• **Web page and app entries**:
"""
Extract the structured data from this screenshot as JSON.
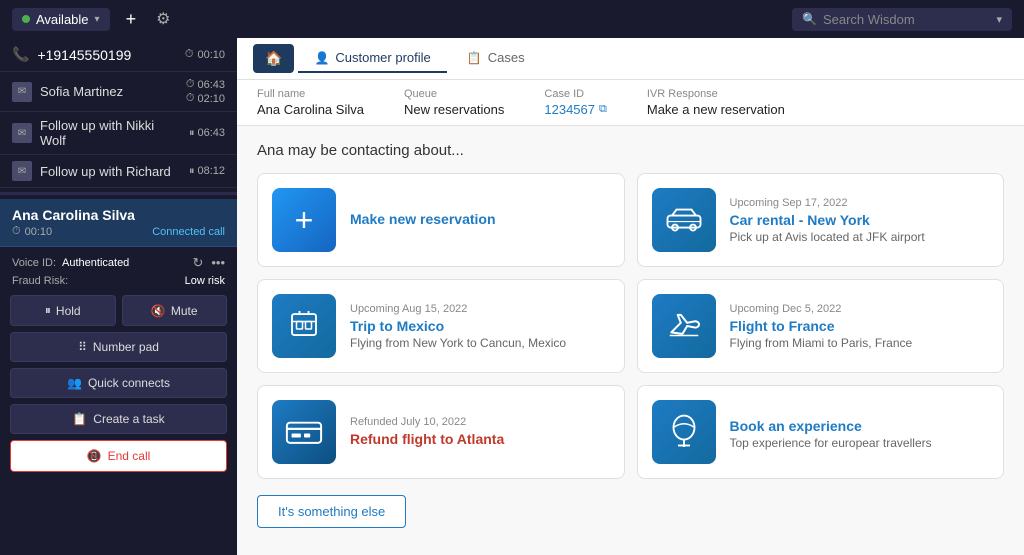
{
  "topNav": {
    "statusLabel": "Available",
    "addIcon": "+",
    "settingsIcon": "⚙",
    "searchPlaceholder": "Search Wisdom",
    "chevronIcon": "▾"
  },
  "leftPanel": {
    "incomingCall": {
      "icon": "📞",
      "number": "+19145550199",
      "timerIcon": "🕐",
      "timer": "00:10"
    },
    "queueItems": [
      {
        "icon": "✉",
        "name": "Sofia Martinez",
        "time1Icon": "🕐",
        "time1": "06:43",
        "time2Icon": "🕐",
        "time2": "02:10"
      },
      {
        "icon": "✉",
        "name": "Follow up with Nikki Wolf",
        "pauseIcon": "⏸",
        "time": "06:43"
      },
      {
        "icon": "✉",
        "name": "Follow up with Richard",
        "pauseIcon": "⏸",
        "time": "08:12"
      }
    ],
    "activeCall": {
      "name": "Ana Carolina Silva",
      "timer": "00:10",
      "status": "Connected call",
      "voiceIdLabel": "Voice ID:",
      "voiceIdVal": "Authenticated",
      "fraudLabel": "Fraud Risk:",
      "fraudVal": "Low risk"
    },
    "controls": {
      "holdLabel": "Hold",
      "muteLabel": "Mute",
      "numberPadLabel": "Number pad",
      "quickConnectsLabel": "Quick connects",
      "createTaskLabel": "Create a task",
      "endCallLabel": "End call"
    }
  },
  "rightPanel": {
    "tabs": {
      "homeIcon": "🏠",
      "customerProfileLabel": "Customer profile",
      "customerProfileIcon": "👤",
      "casesLabel": "Cases",
      "casesIcon": "📋"
    },
    "infoBar": {
      "fullNameLabel": "Full name",
      "fullNameVal": "Ana Carolina Silva",
      "queueLabel": "Queue",
      "queueVal": "New reservations",
      "caseIdLabel": "Case ID",
      "caseIdVal": "1234567",
      "copyIcon": "⧉",
      "ivrLabel": "IVR Response",
      "ivrVal": "Make a new reservation"
    },
    "sectionTitle": "Ana may be contacting about...",
    "cards": [
      {
        "icon": "+",
        "subtitle": "",
        "title": "Make new reservation",
        "desc": "",
        "iconStyle": "plus"
      },
      {
        "icon": "🚗",
        "subtitle": "Upcoming Sep 17, 2022",
        "title": "Car rental - New York",
        "desc": "Pick up at Avis located at JFK airport",
        "iconStyle": "car"
      },
      {
        "icon": "🧳",
        "subtitle": "Upcoming Aug 15, 2022",
        "title": "Trip to Mexico",
        "desc": "Flying from New York to Cancun, Mexico",
        "iconStyle": "luggage"
      },
      {
        "icon": "✈",
        "subtitle": "Upcoming Dec 5, 2022",
        "title": "Flight to France",
        "desc": "Flying from Miami to Paris, France",
        "iconStyle": "plane"
      },
      {
        "icon": "💳",
        "subtitle": "Refunded July 10, 2022",
        "title": "Refund flight to Atlanta",
        "desc": "",
        "iconStyle": "card"
      },
      {
        "icon": "🎈",
        "subtitle": "",
        "title": "Book an experience",
        "desc": "Top experience for europear travellers",
        "iconStyle": "balloon"
      }
    ],
    "somethingElseLabel": "It's something else"
  }
}
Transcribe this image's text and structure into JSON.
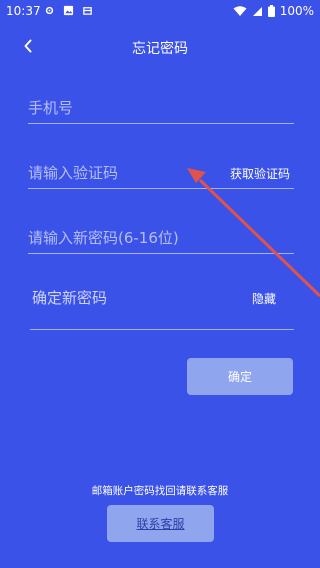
{
  "status_bar": {
    "time": "10:37",
    "left_icons": [
      "settings-icon",
      "image-icon",
      "notification-icon"
    ],
    "right_icons": [
      "wifi-icon",
      "signal-icon",
      "battery-icon"
    ],
    "battery": "100%"
  },
  "nav": {
    "title": "忘记密码",
    "back_icon": "chevron-left-icon"
  },
  "form": {
    "phone_placeholder": "手机号",
    "code_placeholder": "请输入验证码",
    "get_code_label": "获取验证码",
    "new_password_placeholder": "请输入新密码(6-16位)",
    "confirm_password_placeholder": "确定新密码",
    "hide_label": "隐藏",
    "submit_label": "确定"
  },
  "footer": {
    "help_text": "邮箱账户密码找回请联系客服",
    "customer_service_label": "联系客服"
  },
  "colors": {
    "background": "#3a52e8",
    "button": "#8fa6ef",
    "annotation": "#e0524a"
  }
}
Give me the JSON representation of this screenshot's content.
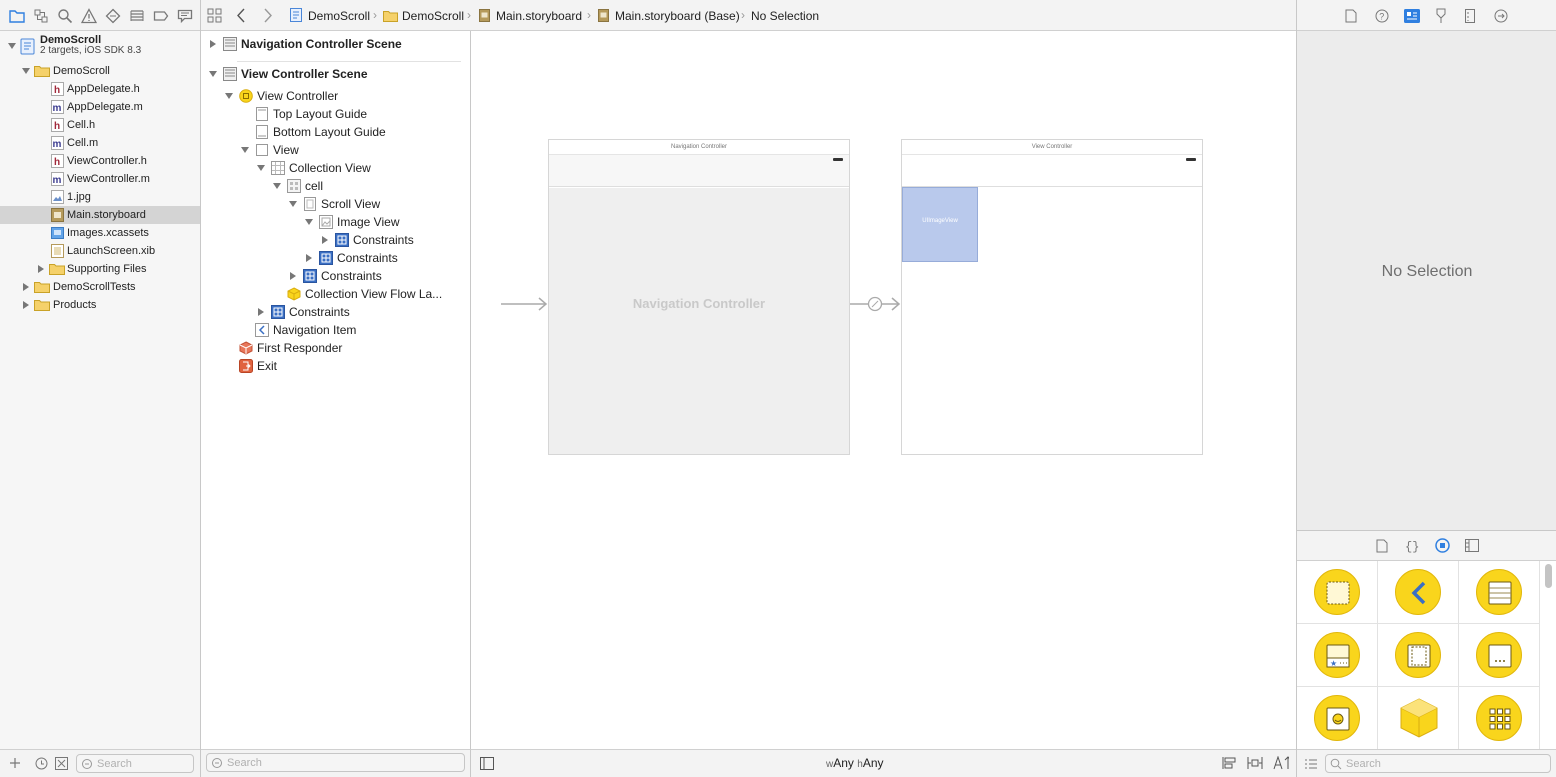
{
  "jumpbar": {
    "items": [
      "DemoScroll",
      "DemoScroll",
      "Main.storyboard",
      "Main.storyboard (Base)",
      "No Selection"
    ]
  },
  "navigator": {
    "project": {
      "name": "DemoScroll",
      "subtitle": "2 targets, iOS SDK 8.3"
    },
    "group": "DemoScroll",
    "files": [
      {
        "label": "AppDelegate.h",
        "kind": "h"
      },
      {
        "label": "AppDelegate.m",
        "kind": "m"
      },
      {
        "label": "Cell.h",
        "kind": "h"
      },
      {
        "label": "Cell.m",
        "kind": "m"
      },
      {
        "label": "ViewController.h",
        "kind": "h"
      },
      {
        "label": "ViewController.m",
        "kind": "m"
      },
      {
        "label": "1.jpg",
        "kind": "image"
      },
      {
        "label": "Main.storyboard",
        "kind": "storyboard",
        "selected": true
      },
      {
        "label": "Images.xcassets",
        "kind": "assets"
      },
      {
        "label": "LaunchScreen.xib",
        "kind": "xib"
      }
    ],
    "supporting_files": "Supporting Files",
    "top_groups": [
      "DemoScrollTests",
      "Products"
    ],
    "filter_placeholder": "Search"
  },
  "outline": {
    "nav_scene": "Navigation Controller Scene",
    "vc_scene": "View Controller Scene",
    "rows": [
      "View Controller",
      "Top Layout Guide",
      "Bottom Layout Guide",
      "View",
      "Collection View",
      "cell",
      "Scroll View",
      "Image View",
      "Constraints",
      "Constraints",
      "Constraints",
      "Collection View Flow La...",
      "Constraints",
      "Navigation Item",
      "First Responder",
      "Exit"
    ],
    "filter_placeholder": "Search"
  },
  "canvas": {
    "nav_controller_title": "Navigation Controller",
    "nav_controller_watermark": "Navigation Controller",
    "view_controller_title": "View Controller",
    "image_view_label": "UIImageView",
    "size_class": {
      "w_prefix": "w",
      "w_value": "Any",
      "h_prefix": "h",
      "h_value": "Any"
    }
  },
  "inspector": {
    "empty_text": "No Selection"
  },
  "library": {
    "filter_placeholder": "Search",
    "items": [
      "view-object-icon",
      "navigation-item-icon",
      "table-view-icon",
      "tab-bar-item-icon",
      "container-view-icon",
      "toolbar-icon",
      "image-view-icon",
      "object-cube-icon",
      "collection-view-icon"
    ]
  },
  "colors": {
    "accent": "#2f7fe0",
    "library_yellow": "#f9d51c",
    "image_view_fill": "#b9c9ec",
    "selection_gray": "#d4d4d4"
  }
}
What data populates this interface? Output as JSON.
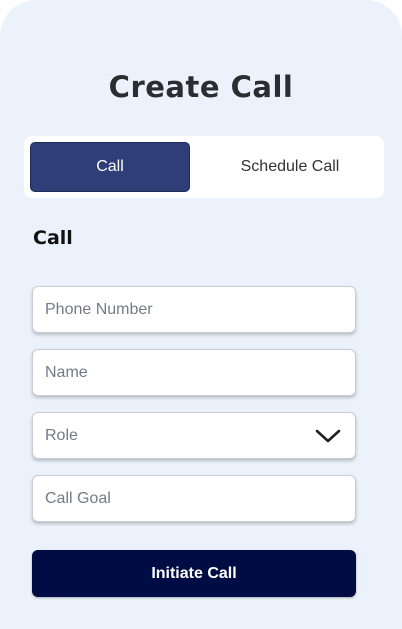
{
  "page": {
    "title": "Create Call"
  },
  "tabs": [
    {
      "label": "Call",
      "active": true
    },
    {
      "label": "Schedule Call",
      "active": false
    }
  ],
  "form": {
    "heading": "Call",
    "phone": {
      "placeholder": "Phone Number",
      "value": ""
    },
    "name": {
      "placeholder": "Name",
      "value": ""
    },
    "role": {
      "selected": "Role",
      "icon": "chevron-down-icon"
    },
    "goal": {
      "placeholder": "Call Goal",
      "value": ""
    },
    "submit_label": "Initiate Call"
  },
  "colors": {
    "background": "#ecf2fb",
    "tab_active": "#2e3f78",
    "submit": "#000d44"
  }
}
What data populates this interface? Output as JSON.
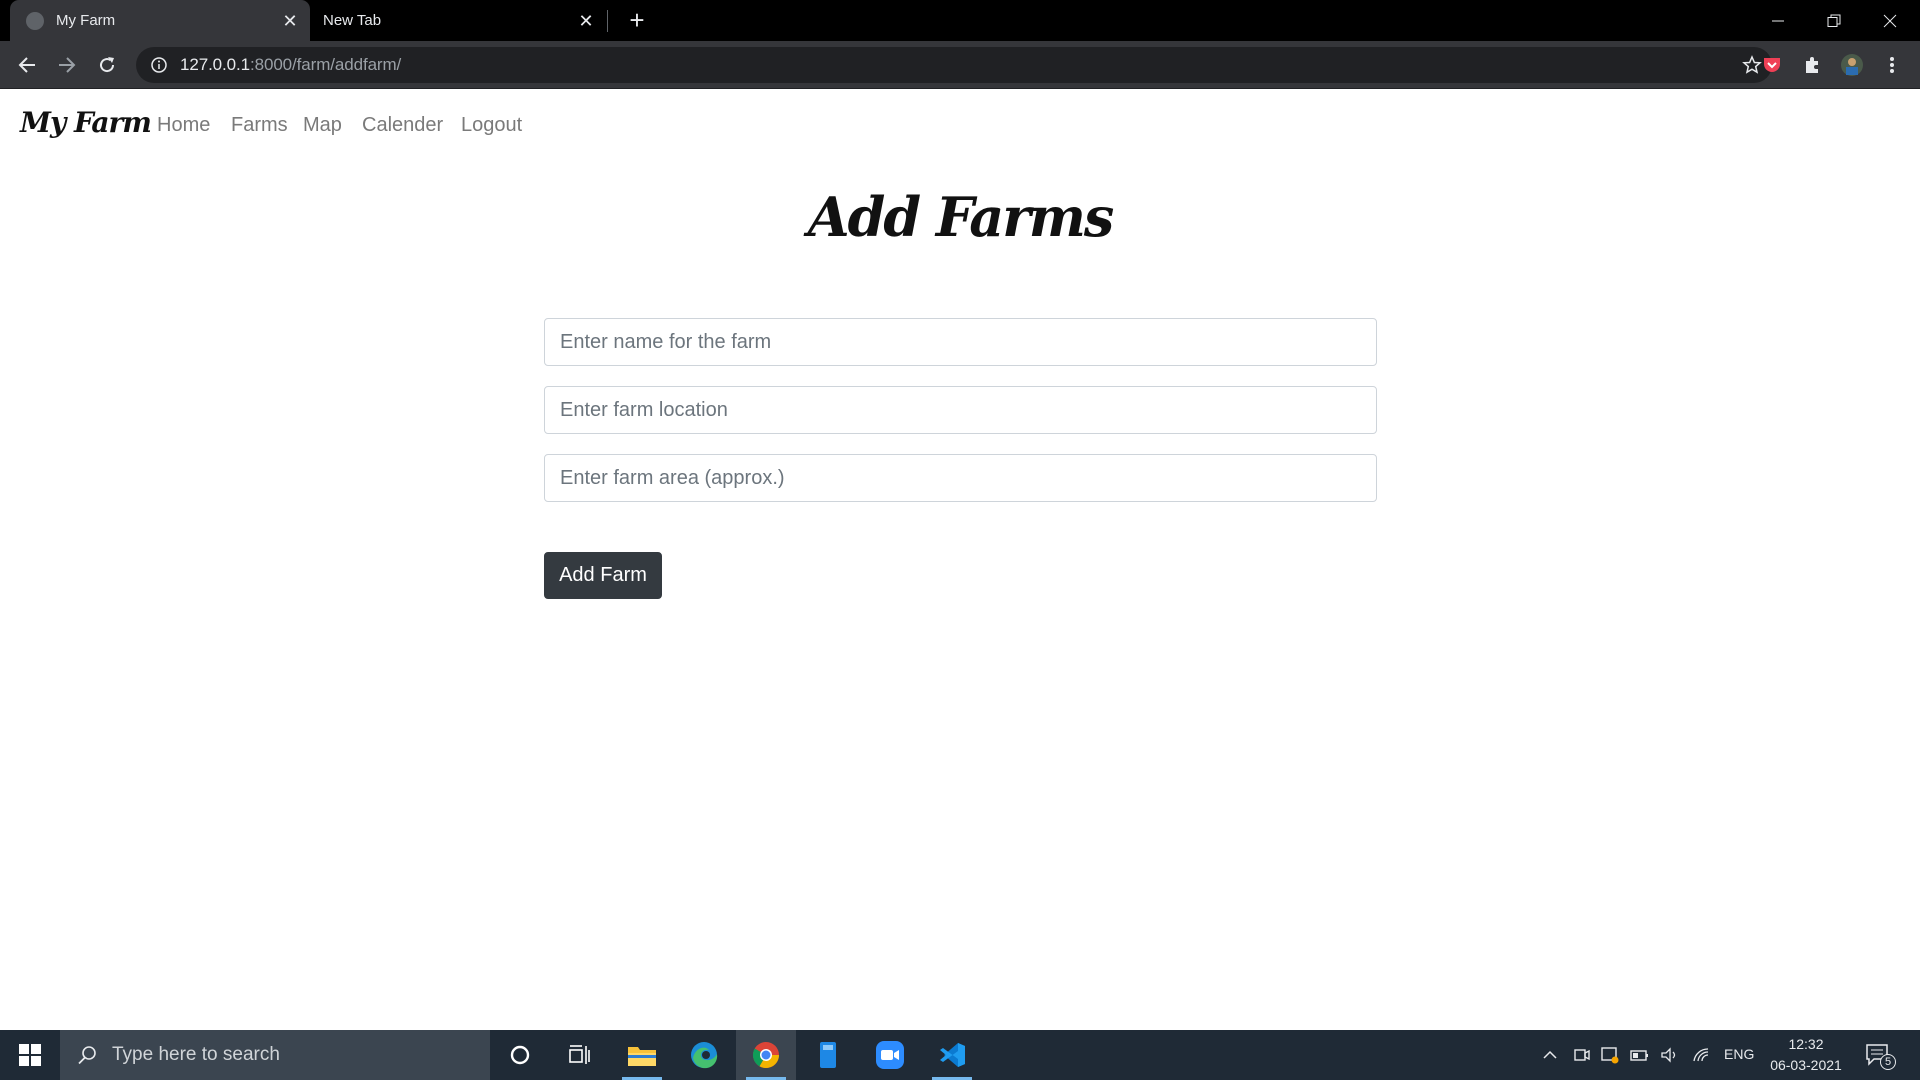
{
  "browser": {
    "tabs": [
      {
        "title": "My Farm",
        "active": true
      },
      {
        "title": "New Tab",
        "active": false
      }
    ],
    "url_host": "127.0.0.1",
    "url_path": ":8000/farm/addfarm/"
  },
  "site": {
    "brand": "My Farm",
    "nav": [
      "Home",
      "Farms",
      "Map",
      "Calender",
      "Logout"
    ]
  },
  "page": {
    "heading": "Add Farms",
    "fields": {
      "name_placeholder": "Enter name for the farm",
      "location_placeholder": "Enter farm location",
      "area_placeholder": "Enter farm area (approx.)"
    },
    "submit_label": "Add Farm"
  },
  "taskbar": {
    "search_placeholder": "Type here to search",
    "language": "ENG",
    "time": "12:32",
    "date": "06-03-2021",
    "notification_count": "5"
  },
  "colors": {
    "button_bg": "#343a40",
    "taskbar_bg": "#1f2a36",
    "chrome_toolbar": "#35363a"
  }
}
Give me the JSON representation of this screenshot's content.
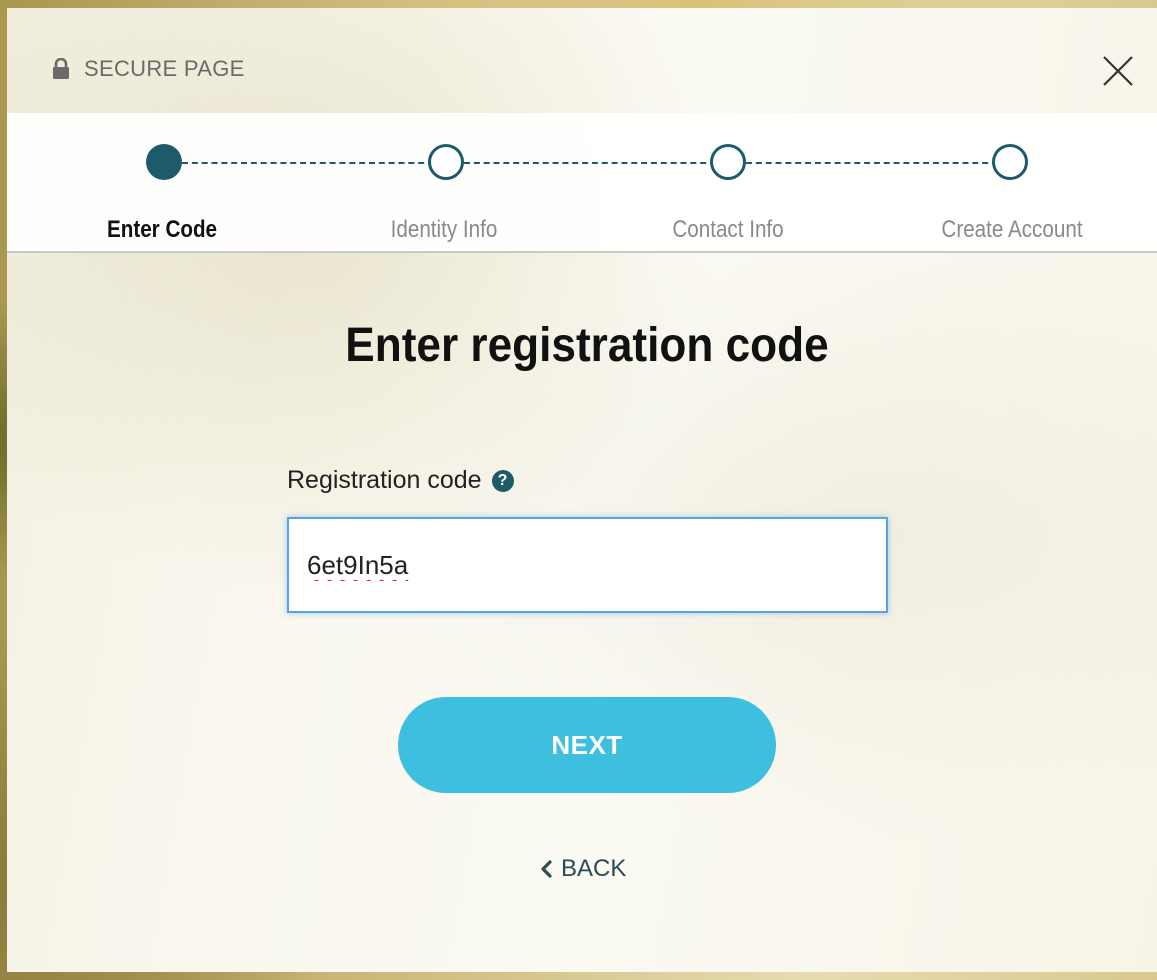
{
  "header": {
    "secure_label": "SECURE PAGE",
    "lock_icon": "lock-icon",
    "close_icon": "close-icon"
  },
  "stepper": {
    "steps": [
      {
        "label": "Enter Code",
        "state": "active"
      },
      {
        "label": "Identity Info",
        "state": "inactive"
      },
      {
        "label": "Contact Info",
        "state": "inactive"
      },
      {
        "label": "Create Account",
        "state": "inactive"
      }
    ],
    "active_color": "#1d5a6a"
  },
  "main": {
    "title": "Enter registration code",
    "field_label": "Registration code",
    "help_icon": "question-circle-icon",
    "help_glyph": "?",
    "input_value": "6et9In5a",
    "next_label": "NEXT",
    "back_label": "BACK",
    "back_icon": "chevron-left-icon"
  },
  "colors": {
    "button": "#3fbfdf",
    "accent": "#1d5a6a"
  }
}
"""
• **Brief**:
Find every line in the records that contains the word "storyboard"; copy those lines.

• **Your solution**:
      "Main.storyboard",
      "Main.storyboard (Base)",
        "label": "Main.storyboard",
        "kind": "storyboard",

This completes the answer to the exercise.